Kinshasa (formerly Leopoldville) is the capital and the largest city of the Democratic Republic of the Congo.It is located on the Congo River.
Once a site of fishing villages, Kinshasa is now an urban area with a 2014 population of over 11 million.It faces the capital of the neighbouring Republic of Congo, Brazzaville, which can be seen in the distance across the wide Congo River.
Kinshasa is the third largest urban area in Africa after Cairo and Lagos. It is also the second largest "francophone" urban area in the world after Paris, French being the language of government, schools, newspapers, public services and high-end commerce in the city, while Lingala is used as a lingua franca in the street.
Residents of Kinshasa are known as Kinois (in French and sometimes in English) or Kinshasans (English).
|POPULATION :||City: 10,125,000 / Metro: 13,265,000|
|TIME ZONE :||GMT+1|
|LANGUAGE :||French, Lingala, Kikongo|
|RELIGION :||Roman Catholic 50%, Protestant 20%, Kimbanguist 10%, Muslim 10%, other (includes syncretic sects and indigenous beliefs) 10%|
|AREA :||9,965 km2 (3,848 sq mi))|
|ELEVATION :||240 m (790 ft)|
|COORDINATES :||4°19′30″S 15°19′20″E|
|SEX RATIO :||• Male: 49.3% |
• Female: 50.7%
|ETHNIC :||over 200 African ethnic groups of which the majority are Bantu|
|AREA CODE :||12|
|POSTAL CODE :|
|DIALING CODE :||+243 12|
While sprawling, chaotic and often intimidating, Kinshasa is also a major cultural and intellectual center for Central Africa with a flourishing community of musicians and artists.
After decades of armed conflicts imposed by neighbouring countries, the infrastructures of the once leading modern African city are now being remarkably restored. Chinese companies are involved in numerous projects of reconstruction throughout the city.
The city was founded as a trading post by Henry Morton Stanley in 1881. It was named Léopoldville in honor of King Leopold II of Belgium, who controlled the vast territory that is now the Democratic Republic of the Congo, not as a colony but as a private property.
In 1914 a pipeline was installed so that crude oil could be transported from Matadi to the upriver steamers in Leopoldville. By 1923, the city was elevated to capital of the Belgian Congo, replacing the town of Boma in the Congo estuary.
In 1965, Joseph-Désiré Mobutu seized power in the Congo in his second coup and initiated a policy of "Africanizing" the names of people and places in the country. In 1966, Léopoldville was renamed Kinshasa, for a village named Kinchassa that once stood near the site. The city grew rapidly under Mobutu, drawing people from across the country who came in search of their fortunes or to escape ethnic strife elsewhere.
In the 1990s a rebel uprising began, which by 1997 had brought down the regime of Mobutu Sese Seko.

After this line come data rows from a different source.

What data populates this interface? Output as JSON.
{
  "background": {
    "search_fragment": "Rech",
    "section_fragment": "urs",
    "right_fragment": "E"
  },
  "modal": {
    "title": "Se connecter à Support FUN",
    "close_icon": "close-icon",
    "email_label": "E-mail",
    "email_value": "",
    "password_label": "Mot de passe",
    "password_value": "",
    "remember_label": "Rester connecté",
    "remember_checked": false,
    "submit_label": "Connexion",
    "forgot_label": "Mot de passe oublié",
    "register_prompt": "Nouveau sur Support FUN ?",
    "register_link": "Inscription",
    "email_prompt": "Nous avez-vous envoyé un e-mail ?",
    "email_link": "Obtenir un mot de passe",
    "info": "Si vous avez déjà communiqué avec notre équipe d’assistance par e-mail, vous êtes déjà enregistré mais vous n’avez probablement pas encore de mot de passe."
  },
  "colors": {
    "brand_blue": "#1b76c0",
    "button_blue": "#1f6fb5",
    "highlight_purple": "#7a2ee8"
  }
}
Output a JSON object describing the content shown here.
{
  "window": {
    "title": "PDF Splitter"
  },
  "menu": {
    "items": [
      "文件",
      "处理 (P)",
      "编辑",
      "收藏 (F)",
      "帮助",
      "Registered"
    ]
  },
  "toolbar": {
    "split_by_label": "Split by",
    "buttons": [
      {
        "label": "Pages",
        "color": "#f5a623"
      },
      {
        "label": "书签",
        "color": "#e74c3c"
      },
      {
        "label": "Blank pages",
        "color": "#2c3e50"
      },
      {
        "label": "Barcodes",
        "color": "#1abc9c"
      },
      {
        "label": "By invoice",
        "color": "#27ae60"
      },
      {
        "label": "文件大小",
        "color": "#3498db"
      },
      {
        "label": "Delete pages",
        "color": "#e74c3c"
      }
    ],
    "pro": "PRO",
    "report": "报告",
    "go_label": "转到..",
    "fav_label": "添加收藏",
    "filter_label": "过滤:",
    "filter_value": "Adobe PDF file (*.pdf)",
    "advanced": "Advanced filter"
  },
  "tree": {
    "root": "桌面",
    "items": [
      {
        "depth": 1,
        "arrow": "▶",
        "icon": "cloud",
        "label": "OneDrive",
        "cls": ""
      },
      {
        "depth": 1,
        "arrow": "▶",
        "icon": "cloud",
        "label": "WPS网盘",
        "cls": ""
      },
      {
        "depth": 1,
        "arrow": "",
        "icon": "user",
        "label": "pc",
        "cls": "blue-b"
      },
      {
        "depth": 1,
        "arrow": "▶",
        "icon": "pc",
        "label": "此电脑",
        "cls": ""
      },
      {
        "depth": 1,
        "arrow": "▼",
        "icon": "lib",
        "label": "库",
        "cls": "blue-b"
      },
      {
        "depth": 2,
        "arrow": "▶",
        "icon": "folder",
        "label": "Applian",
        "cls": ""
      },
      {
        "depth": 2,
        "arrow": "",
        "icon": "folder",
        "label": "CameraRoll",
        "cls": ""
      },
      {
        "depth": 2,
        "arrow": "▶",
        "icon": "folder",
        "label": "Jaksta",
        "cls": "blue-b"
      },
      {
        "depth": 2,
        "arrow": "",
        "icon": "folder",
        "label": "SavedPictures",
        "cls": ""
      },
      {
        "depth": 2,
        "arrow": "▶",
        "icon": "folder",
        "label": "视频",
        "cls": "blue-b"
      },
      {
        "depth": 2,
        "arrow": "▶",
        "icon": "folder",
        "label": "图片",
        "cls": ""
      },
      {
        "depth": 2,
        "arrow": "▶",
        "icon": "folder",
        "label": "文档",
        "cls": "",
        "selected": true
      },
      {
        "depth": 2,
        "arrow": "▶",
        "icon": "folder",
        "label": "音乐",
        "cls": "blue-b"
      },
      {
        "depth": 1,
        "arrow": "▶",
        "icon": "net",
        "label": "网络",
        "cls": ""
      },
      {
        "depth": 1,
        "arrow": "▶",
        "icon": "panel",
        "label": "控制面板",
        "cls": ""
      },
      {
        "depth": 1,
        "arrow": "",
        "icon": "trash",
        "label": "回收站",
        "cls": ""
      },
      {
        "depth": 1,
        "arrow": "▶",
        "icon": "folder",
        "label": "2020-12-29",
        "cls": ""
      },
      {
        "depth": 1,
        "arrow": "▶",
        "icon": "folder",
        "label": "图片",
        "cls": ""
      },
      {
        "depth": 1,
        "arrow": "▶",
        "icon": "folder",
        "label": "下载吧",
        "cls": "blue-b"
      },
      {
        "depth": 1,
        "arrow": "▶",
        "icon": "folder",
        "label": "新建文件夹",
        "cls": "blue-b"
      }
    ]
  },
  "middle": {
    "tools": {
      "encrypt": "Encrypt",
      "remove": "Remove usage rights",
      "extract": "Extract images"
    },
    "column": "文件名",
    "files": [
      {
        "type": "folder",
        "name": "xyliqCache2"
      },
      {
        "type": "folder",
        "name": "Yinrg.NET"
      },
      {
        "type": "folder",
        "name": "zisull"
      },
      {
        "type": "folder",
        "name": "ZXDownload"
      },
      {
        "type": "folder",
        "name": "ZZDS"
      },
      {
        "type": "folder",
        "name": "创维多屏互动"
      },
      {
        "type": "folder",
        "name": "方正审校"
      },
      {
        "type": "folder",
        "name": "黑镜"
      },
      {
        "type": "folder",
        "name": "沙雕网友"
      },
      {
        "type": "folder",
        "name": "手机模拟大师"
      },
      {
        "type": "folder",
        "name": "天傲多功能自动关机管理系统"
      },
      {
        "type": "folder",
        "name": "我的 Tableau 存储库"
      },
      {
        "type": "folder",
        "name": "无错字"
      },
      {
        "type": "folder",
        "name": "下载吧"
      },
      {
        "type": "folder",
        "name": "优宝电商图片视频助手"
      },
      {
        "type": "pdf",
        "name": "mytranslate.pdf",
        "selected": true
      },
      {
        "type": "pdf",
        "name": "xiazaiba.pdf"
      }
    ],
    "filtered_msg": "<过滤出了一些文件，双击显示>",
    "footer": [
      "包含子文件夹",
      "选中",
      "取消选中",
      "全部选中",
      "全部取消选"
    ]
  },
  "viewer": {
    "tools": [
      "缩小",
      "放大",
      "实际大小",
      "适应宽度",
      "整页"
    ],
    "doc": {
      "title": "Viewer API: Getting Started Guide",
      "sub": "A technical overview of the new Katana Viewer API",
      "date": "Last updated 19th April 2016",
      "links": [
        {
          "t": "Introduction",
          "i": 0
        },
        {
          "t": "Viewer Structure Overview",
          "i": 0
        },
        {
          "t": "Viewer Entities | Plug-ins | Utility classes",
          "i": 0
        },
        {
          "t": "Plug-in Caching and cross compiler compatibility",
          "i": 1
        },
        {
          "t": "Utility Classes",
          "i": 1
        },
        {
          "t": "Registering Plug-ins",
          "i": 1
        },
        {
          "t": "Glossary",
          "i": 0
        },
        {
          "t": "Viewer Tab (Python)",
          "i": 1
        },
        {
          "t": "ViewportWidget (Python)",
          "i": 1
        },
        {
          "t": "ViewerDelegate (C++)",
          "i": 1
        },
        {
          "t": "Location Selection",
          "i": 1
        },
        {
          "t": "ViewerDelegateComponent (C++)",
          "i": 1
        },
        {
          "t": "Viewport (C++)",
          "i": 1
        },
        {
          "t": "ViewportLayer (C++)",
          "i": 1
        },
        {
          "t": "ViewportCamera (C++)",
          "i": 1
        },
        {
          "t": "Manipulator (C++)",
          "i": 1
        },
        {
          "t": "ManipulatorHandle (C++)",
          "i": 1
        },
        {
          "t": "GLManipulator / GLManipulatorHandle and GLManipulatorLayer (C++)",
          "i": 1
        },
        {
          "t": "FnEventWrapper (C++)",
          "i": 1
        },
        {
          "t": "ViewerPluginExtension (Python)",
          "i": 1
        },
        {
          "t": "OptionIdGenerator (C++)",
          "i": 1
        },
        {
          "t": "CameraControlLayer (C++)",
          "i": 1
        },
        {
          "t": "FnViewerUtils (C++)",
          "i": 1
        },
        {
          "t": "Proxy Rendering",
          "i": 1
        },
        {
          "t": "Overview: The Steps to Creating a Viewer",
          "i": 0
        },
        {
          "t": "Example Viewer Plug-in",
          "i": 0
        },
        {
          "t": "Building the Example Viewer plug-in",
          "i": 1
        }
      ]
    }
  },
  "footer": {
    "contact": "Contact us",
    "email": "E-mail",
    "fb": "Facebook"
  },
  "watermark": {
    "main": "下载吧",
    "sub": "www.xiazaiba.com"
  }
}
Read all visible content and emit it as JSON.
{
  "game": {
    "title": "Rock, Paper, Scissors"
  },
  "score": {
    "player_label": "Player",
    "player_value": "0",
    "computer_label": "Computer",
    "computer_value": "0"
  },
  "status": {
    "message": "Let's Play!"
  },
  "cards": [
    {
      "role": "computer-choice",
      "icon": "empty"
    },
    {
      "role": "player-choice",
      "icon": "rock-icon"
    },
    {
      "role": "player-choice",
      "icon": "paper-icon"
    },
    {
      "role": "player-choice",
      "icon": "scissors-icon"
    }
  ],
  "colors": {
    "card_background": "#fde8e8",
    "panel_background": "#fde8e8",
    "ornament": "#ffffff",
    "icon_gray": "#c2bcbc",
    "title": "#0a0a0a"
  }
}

Kinshasa suffered greatly due to Mobutu's excesses, mass corruption, nepotism and the civil war that led to his downfall. Nevertheless, it is still a major cultural and intellectual center for Central Africa, with a flourishing community of musicians and artists. It is also the country's major industrial center, processing many of the natural products brought from the interior. The city has recently had to fend off rioting soldiers who were protesting the government's failure to pay them.
Kinshasa has a Tropical wet and dry climate. Its lengthy rainy season spans from October through May, with a relatively short dry season, between June and September.
Kinshasa lies south of the equator, so its dry season begins around its "winter" solstice, which is in June. This is in contrast to African cities further north featuring this climate where the dry season typically begins around January.
Kinshasa's dry season is slightly cooler than its wet season, though temperatures remain relatively constant throughout the year.
Kinshasa is a city of sharp contrasts, with affluent residential and commercial areas and three universities alongside sprawling slums. It is located along the south bank of the Congo River, directly opposite the city of Brazzaville, capital of the Republic of the Congo.
The Congo river is the second longest river in Africa after the Nile, and has the continent's greatest discharge. As a waterway it provides a means of transport for much of the Congo basin; it is navigable for large river barges between Kinshasa and Kisangani, and many of its tributaries are also navigable. The river is an important source of hydroelectric power, and downstream from Kinshasa it has the potential to generate power equivalent to the usage of roughly half of Africa's population.
The ville-province of Kinshasa is divided into four districts which are further divided into 24 communes (municipalities):